• **Prompt**: Give back the data in full. Leave nothing out.

• **Data to use**:
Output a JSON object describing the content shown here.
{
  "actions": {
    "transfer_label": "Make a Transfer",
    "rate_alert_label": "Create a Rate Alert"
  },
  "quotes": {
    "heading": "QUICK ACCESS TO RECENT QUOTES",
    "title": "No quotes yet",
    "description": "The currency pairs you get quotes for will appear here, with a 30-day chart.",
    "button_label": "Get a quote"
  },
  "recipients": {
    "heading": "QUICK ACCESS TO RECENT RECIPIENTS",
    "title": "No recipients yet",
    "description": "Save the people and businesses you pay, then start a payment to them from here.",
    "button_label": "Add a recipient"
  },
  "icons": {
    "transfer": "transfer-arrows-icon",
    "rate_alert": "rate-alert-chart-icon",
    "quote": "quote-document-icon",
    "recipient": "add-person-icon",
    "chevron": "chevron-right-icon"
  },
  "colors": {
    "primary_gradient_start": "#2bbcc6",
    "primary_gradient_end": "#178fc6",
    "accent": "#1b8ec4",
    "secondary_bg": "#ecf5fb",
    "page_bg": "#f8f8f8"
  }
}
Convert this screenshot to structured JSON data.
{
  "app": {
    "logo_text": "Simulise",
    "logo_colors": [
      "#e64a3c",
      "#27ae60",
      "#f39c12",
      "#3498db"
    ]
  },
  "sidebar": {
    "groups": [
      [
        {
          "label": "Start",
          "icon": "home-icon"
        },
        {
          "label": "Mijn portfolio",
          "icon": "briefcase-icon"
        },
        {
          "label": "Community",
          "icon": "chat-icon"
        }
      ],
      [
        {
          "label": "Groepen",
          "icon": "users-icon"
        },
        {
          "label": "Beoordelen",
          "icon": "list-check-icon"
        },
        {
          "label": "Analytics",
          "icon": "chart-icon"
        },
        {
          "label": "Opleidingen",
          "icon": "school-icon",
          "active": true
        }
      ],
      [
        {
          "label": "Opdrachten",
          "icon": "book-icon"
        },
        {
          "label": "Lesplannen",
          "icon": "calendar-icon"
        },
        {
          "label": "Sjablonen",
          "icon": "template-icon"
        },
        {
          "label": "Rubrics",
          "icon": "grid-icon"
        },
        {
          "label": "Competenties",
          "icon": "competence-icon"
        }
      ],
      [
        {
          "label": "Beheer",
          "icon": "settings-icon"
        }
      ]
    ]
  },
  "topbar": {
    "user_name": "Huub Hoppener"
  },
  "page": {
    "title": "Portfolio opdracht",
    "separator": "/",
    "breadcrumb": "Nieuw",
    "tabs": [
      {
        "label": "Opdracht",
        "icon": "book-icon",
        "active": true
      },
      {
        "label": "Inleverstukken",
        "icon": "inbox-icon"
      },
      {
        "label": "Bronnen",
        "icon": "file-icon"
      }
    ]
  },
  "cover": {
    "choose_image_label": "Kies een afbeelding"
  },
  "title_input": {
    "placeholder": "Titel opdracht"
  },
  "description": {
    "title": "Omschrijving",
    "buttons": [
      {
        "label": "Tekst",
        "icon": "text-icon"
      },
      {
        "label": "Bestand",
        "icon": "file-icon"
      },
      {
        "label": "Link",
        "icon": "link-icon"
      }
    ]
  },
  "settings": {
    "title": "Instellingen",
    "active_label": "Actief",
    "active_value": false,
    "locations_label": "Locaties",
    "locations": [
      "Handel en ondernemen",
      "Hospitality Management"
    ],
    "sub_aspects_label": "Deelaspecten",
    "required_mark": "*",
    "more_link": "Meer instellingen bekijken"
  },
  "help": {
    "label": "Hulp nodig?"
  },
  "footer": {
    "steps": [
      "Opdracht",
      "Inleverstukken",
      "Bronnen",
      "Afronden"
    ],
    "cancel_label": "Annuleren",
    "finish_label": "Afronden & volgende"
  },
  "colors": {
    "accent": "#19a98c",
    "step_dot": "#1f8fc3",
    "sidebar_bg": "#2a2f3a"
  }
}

• **Solution below**:
Output a JSON object describing the content shown here.
{
  "actions": {
    "transfer_label": "Make a Transfer",
    "rate_alert_label": "Create a Rate Alert"
  },
  "quotes": {
    "heading": "QUICK ACCESS TO RECENT QUOTES",
    "title": "No quotes yet",
    "description": "The currency pairs you get quotes for will appear here, with a 30-day chart.",
    "button_label": "Get a quote"
  },
  "recipients": {
    "heading": "QUICK ACCESS TO RECENT RECIPIENTS",
    "title": "No recipients yet",
    "description": "Save the people and businesses you pay, then start a payment to them from here.",
    "button_label": "Add a recipient"
  },
  "icons": {
    "transfer": "transfer-arrows-icon",
    "rate_alert": "rate-alert-chart-icon",
    "quote": "quote-document-icon",
    "recipient": "add-person-icon",
    "chevron": "chevron-right-icon"
  },
  "colors": {
    "primary_gradient_start": "#2bbcc6",
    "primary_gradient_end": "#178fc6",
    "accent": "#1b8ec4",
    "secondary_bg": "#ecf5fb",
    "page_bg": "#f8f8f8"
  }
}
Convert this screenshot to structured JSON data.
{
  "app": {
    "logo_text": "Simulise",
    "logo_colors": [
      "#e64a3c",
      "#27ae60",
      "#f39c12",
      "#3498db"
    ]
  },
  "sidebar": {
    "groups": [
      [
        {
          "label": "Start",
          "icon": "home-icon"
        },
        {
          "label": "Mijn portfolio",
          "icon": "briefcase-icon"
        },
        {
          "label": "Community",
          "icon": "chat-icon"
        }
      ],
      [
        {
          "label": "Groepen",
          "icon": "users-icon"
        },
        {
          "label": "Beoordelen",
          "icon": "list-check-icon"
        },
        {
          "label": "Analytics",
          "icon": "chart-icon"
        },
        {
          "label": "Opleidingen",
          "icon": "school-icon",
          "active": true
        }
      ],
      [
        {
          "label": "Opdrachten",
          "icon": "book-icon"
        },
        {
          "label": "Lesplannen",
          "icon": "calendar-icon"
        },
        {
          "label": "Sjablonen",
          "icon": "template-icon"
        },
        {
          "label": "Rubrics",
          "icon": "grid-icon"
        },
        {
          "label": "Competenties",
          "icon": "competence-icon"
        }
      ],
      [
        {
          "label": "Beheer",
          "icon": "settings-icon"
        }
      ]
    ]
  },
  "topbar": {
    "user_name": "Huub Hoppener"
  },
  "page": {
    "title": "Portfolio opdracht",
    "separator": "/",
    "breadcrumb": "Nieuw",
    "tabs": [
      {
        "label": "Opdracht",
        "icon": "book-icon",
        "active": true
      },
      {
        "label": "Inleverstukken",
        "icon": "inbox-icon"
      },
      {
        "label": "Bronnen",
        "icon": "file-icon"
      }
    ]
  },
  "cover": {
    "choose_image_label": "Kies een afbeelding"
  },
  "title_input": {
    "placeholder": "Titel opdracht"
  },
  "description": {
    "title": "Omschrijving",
    "buttons": [
      {
        "label": "Tekst",
        "icon": "text-icon"
      },
      {
        "label": "Bestand",
        "icon": "file-icon"
      },
      {
        "label": "Link",
        "icon": "link-icon"
      }
    ]
  },
  "settings": {
    "title": "Instellingen",
    "active_label": "Actief",
    "active_value": false,
    "locations_label": "Locaties",
    "locations": [
      "Handel en ondernemen",
      "Hospitality Management"
    ],
    "sub_aspects_label": "Deelaspecten",
    "required_mark": "*",
    "more_link": "Meer instellingen bekijken"
  },
  "help": {
    "label": "Hulp nodig?"
  },
  "footer": {
    "steps": [
      "Opdracht",
      "Inleverstukken",
      "Bronnen",
      "Afronden"
    ],
    "cancel_label": "Annuleren",
    "finish_label": "Afronden & volgende"
  },
  "colors": {
    "accent": "#19a98c",
    "step_dot": "#1f8fc3",
    "sidebar_bg": "#2a2f3a"
  }
}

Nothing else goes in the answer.